##### PROVIDED INFORMATION #####

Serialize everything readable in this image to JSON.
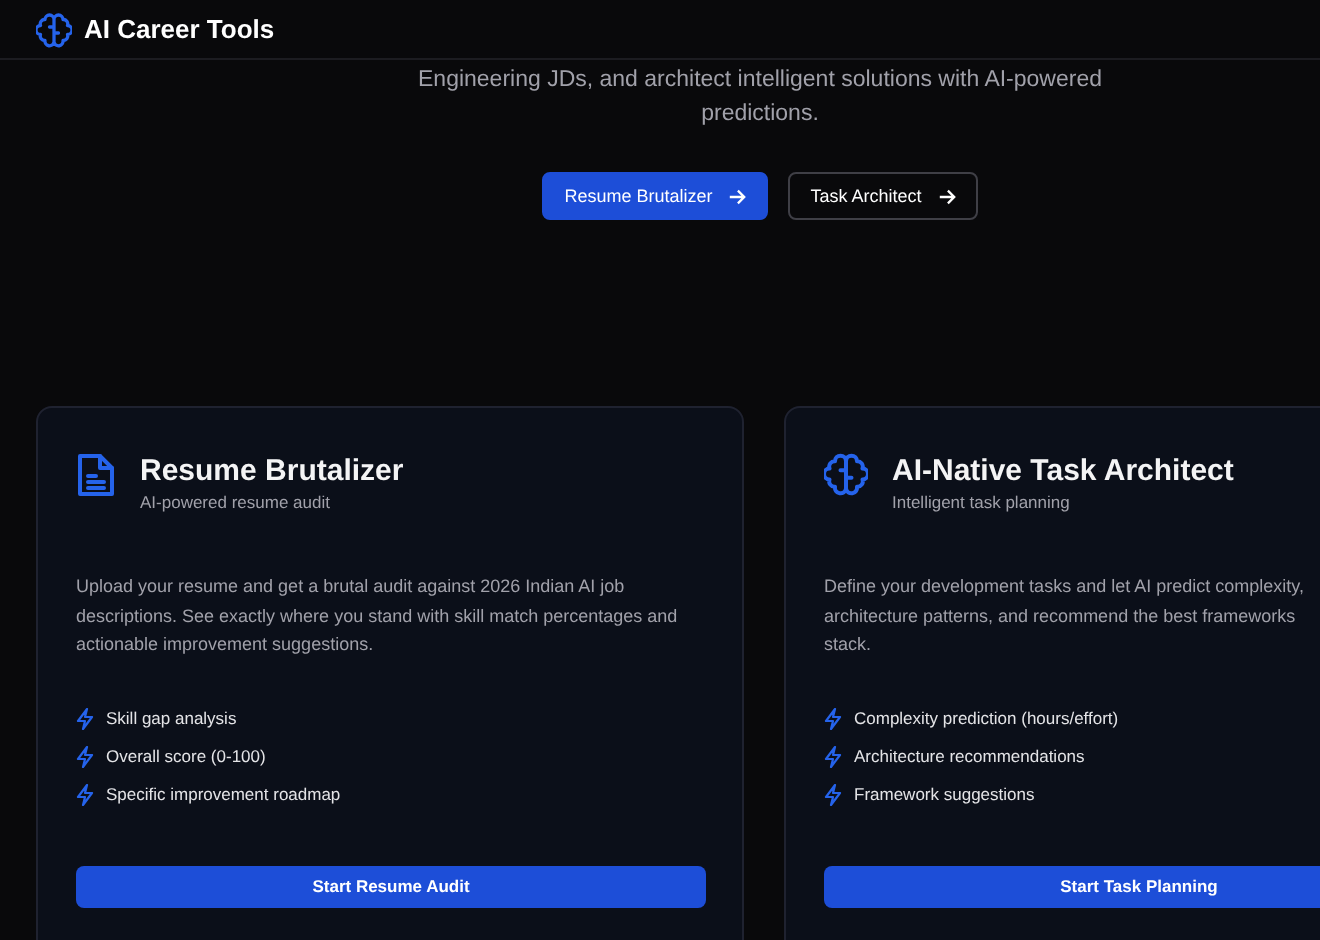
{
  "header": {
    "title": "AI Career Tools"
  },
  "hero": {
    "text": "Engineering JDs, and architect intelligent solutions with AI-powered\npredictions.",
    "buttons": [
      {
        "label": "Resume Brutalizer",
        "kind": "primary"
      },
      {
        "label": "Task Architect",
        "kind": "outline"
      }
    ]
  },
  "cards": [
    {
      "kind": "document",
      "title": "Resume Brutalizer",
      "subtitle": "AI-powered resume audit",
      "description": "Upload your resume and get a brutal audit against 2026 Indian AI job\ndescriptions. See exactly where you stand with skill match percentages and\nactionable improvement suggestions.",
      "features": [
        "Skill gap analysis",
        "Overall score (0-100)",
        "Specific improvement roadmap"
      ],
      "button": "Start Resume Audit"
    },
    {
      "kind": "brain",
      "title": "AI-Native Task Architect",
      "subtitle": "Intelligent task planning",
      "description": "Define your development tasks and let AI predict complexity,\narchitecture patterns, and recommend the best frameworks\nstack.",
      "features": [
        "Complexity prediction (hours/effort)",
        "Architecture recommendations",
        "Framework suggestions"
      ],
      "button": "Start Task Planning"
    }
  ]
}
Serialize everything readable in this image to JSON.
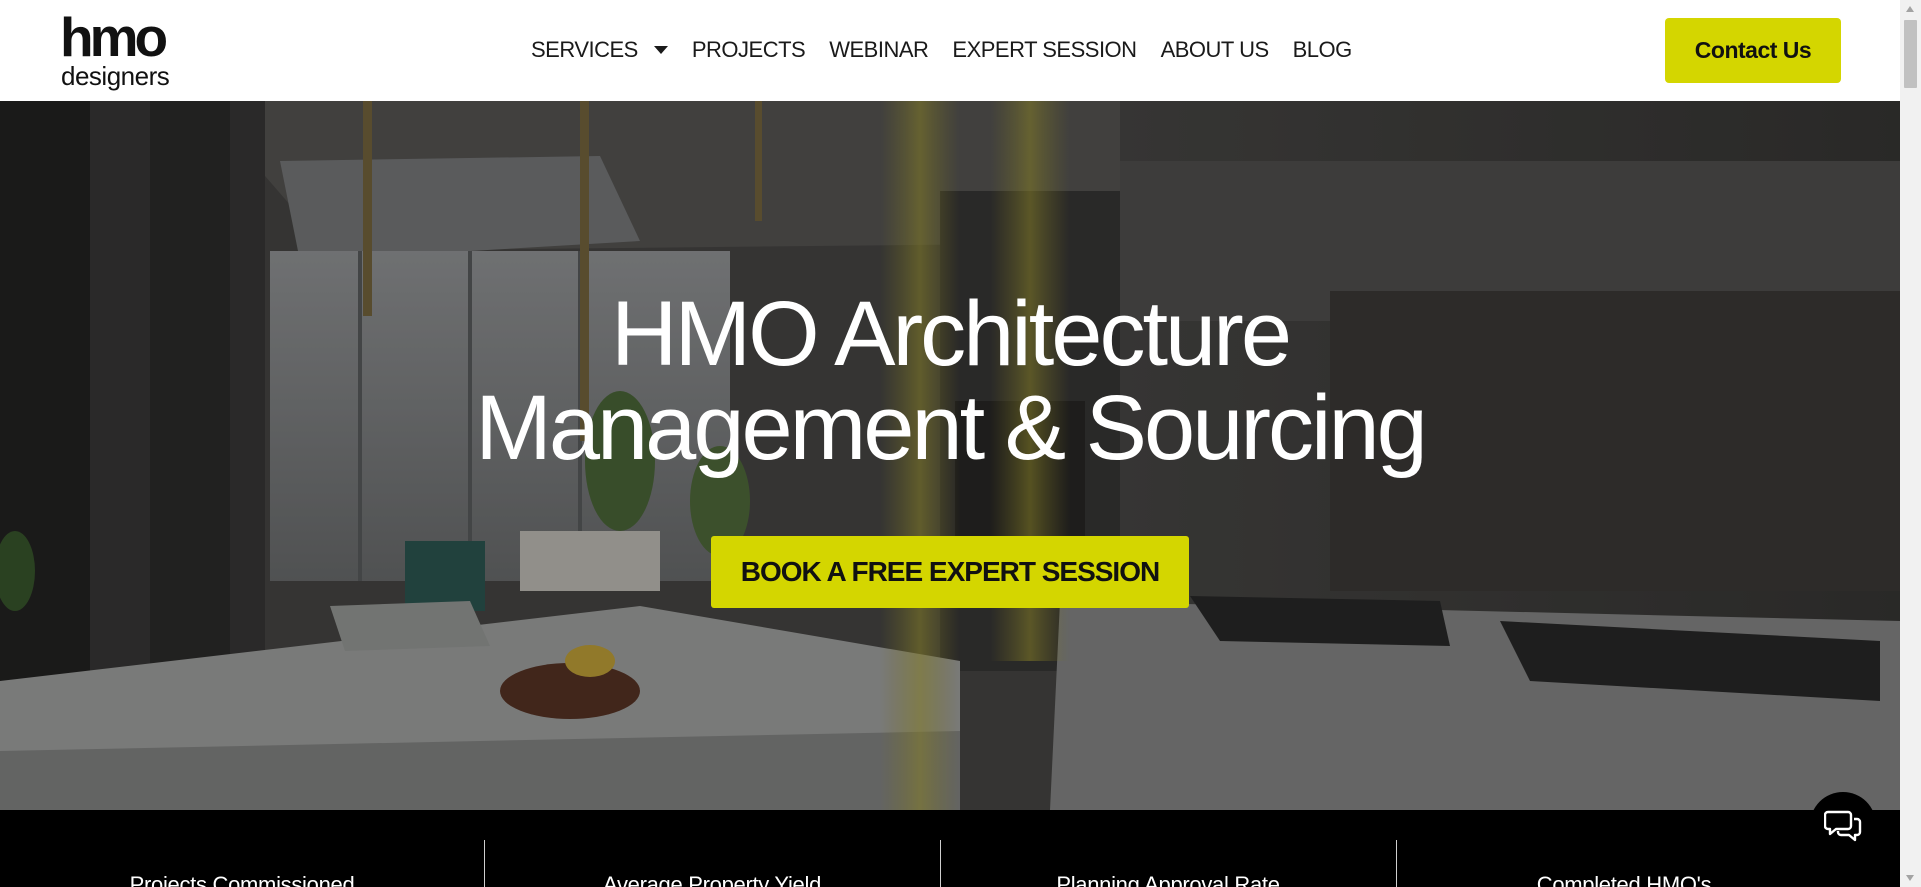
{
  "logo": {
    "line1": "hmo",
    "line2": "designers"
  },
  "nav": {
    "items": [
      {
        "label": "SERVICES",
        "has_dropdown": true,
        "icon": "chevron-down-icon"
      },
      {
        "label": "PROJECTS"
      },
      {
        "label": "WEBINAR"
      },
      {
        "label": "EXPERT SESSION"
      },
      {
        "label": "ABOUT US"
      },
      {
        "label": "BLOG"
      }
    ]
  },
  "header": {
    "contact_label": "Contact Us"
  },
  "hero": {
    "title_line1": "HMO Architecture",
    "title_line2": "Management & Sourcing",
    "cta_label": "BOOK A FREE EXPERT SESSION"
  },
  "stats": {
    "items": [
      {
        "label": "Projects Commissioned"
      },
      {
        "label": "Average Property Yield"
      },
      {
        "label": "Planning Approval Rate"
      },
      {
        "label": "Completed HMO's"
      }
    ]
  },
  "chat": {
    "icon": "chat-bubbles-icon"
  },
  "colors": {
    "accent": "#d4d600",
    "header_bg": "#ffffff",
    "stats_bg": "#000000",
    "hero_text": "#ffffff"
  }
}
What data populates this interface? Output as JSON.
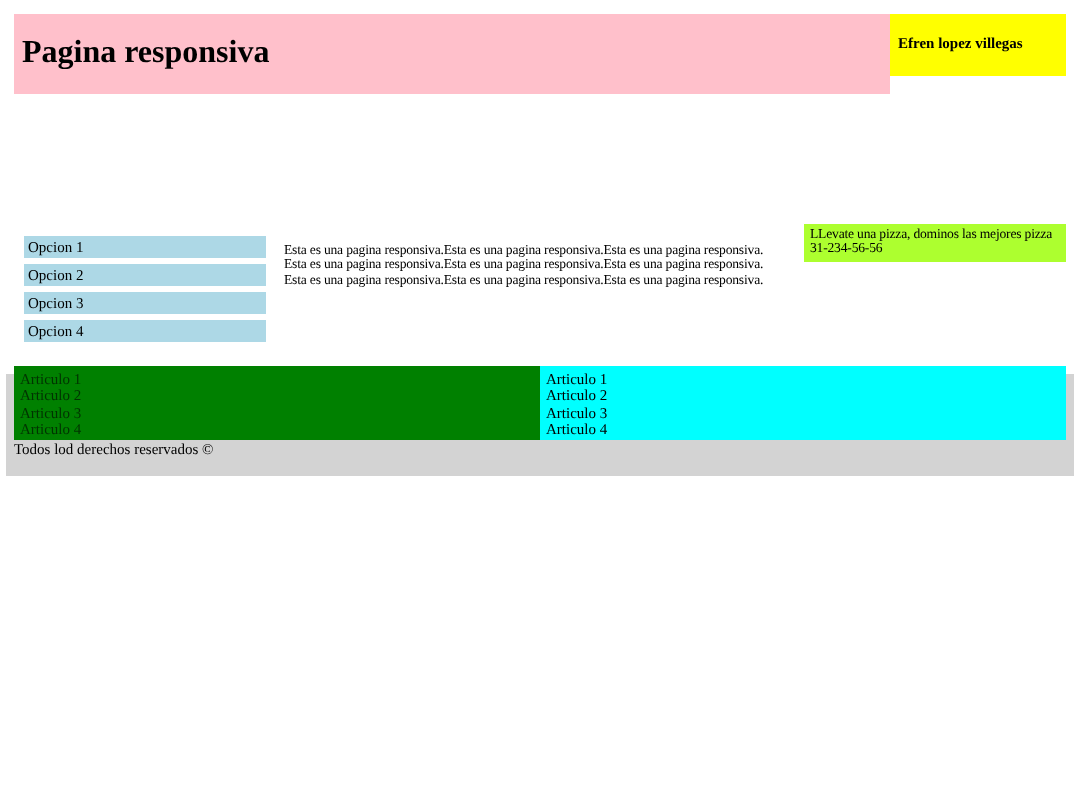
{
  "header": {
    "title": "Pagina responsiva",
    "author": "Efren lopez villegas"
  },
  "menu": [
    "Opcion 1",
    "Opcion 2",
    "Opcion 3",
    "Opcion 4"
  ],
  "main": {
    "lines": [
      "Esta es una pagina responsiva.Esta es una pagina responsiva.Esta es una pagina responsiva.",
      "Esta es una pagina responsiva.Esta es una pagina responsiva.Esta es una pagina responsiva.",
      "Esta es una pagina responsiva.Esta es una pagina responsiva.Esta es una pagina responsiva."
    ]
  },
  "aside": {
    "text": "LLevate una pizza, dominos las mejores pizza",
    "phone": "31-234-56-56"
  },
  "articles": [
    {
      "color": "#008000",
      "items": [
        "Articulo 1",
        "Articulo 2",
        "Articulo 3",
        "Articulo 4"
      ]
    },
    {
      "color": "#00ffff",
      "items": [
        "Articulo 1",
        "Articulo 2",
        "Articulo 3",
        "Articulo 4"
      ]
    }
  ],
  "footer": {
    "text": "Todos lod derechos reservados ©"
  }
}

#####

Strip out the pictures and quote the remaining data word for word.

* YOUR RESPONSE:
Serialize everything readable in this image to JSON.
{
  "header": {
    "title": "AI Career Tools"
  },
  "hero": {
    "text": "Engineering JDs, and architect intelligent solutions with AI-powered\npredictions.",
    "buttons": [
      {
        "label": "Resume Brutalizer",
        "kind": "primary"
      },
      {
        "label": "Task Architect",
        "kind": "outline"
      }
    ]
  },
  "cards": [
    {
      "kind": "document",
      "title": "Resume Brutalizer",
      "subtitle": "AI-powered resume audit",
      "description": "Upload your resume and get a brutal audit against 2026 Indian AI job\ndescriptions. See exactly where you stand with skill match percentages and\nactionable improvement suggestions.",
      "features": [
        "Skill gap analysis",
        "Overall score (0-100)",
        "Specific improvement roadmap"
      ],
      "button": "Start Resume Audit"
    },
    {
      "kind": "brain",
      "title": "AI-Native Task Architect",
      "subtitle": "Intelligent task planning",
      "description": "Define your development tasks and let AI predict complexity,\narchitecture patterns, and recommend the best frameworks\nstack.",
      "features": [
        "Complexity prediction (hours/effort)",
        "Architecture recommendations",
        "Framework suggestions"
      ],
      "button": "Start Task Planning"
    }
  ]
}
Serialize everything readable in this image to JSON.
{
  "logo": {
    "line1": "hmo",
    "line2": "designers"
  },
  "nav": {
    "items": [
      {
        "label": "SERVICES",
        "has_dropdown": true,
        "icon": "chevron-down-icon"
      },
      {
        "label": "PROJECTS"
      },
      {
        "label": "WEBINAR"
      },
      {
        "label": "EXPERT SESSION"
      },
      {
        "label": "ABOUT US"
      },
      {
        "label": "BLOG"
      }
    ]
  },
  "header": {
    "contact_label": "Contact Us"
  },
  "hero": {
    "title_line1": "HMO Architecture",
    "title_line2": "Management & Sourcing",
    "cta_label": "BOOK A FREE EXPERT SESSION"
  },
  "stats": {
    "items": [
      {
        "label": "Projects Commissioned"
      },
      {
        "label": "Average Property Yield"
      },
      {
        "label": "Planning Approval Rate"
      },
      {
        "label": "Completed HMO's"
      }
    ]
  },
  "chat": {
    "icon": "chat-bubbles-icon"
  },
  "colors": {
    "accent": "#d4d600",
    "header_bg": "#ffffff",
    "stats_bg": "#000000",
    "hero_text": "#ffffff"
  }
}
What data populates this interface? Output as JSON.
{
  "header": {
    "title": "Pagina responsiva",
    "author": "Efren lopez villegas"
  },
  "menu": [
    "Opcion 1",
    "Opcion 2",
    "Opcion 3",
    "Opcion 4"
  ],
  "main": {
    "lines": [
      "Esta es una pagina responsiva.Esta es una pagina responsiva.Esta es una pagina responsiva.",
      "Esta es una pagina responsiva.Esta es una pagina responsiva.Esta es una pagina responsiva.",
      "Esta es una pagina responsiva.Esta es una pagina responsiva.Esta es una pagina responsiva."
    ]
  },
  "aside": {
    "text": "LLevate una pizza, dominos las mejores pizza",
    "phone": "31-234-56-56"
  },
  "articles": [
    {
      "color": "#008000",
      "items": [
        "Articulo 1",
        "Articulo 2",
        "Articulo 3",
        "Articulo 4"
      ]
    },
    {
      "color": "#00ffff",
      "items": [
        "Articulo 1",
        "Articulo 2",
        "Articulo 3",
        "Articulo 4"
      ]
    }
  ],
  "footer": {
    "text": "Todos lod derechos reservados ©"
  }
}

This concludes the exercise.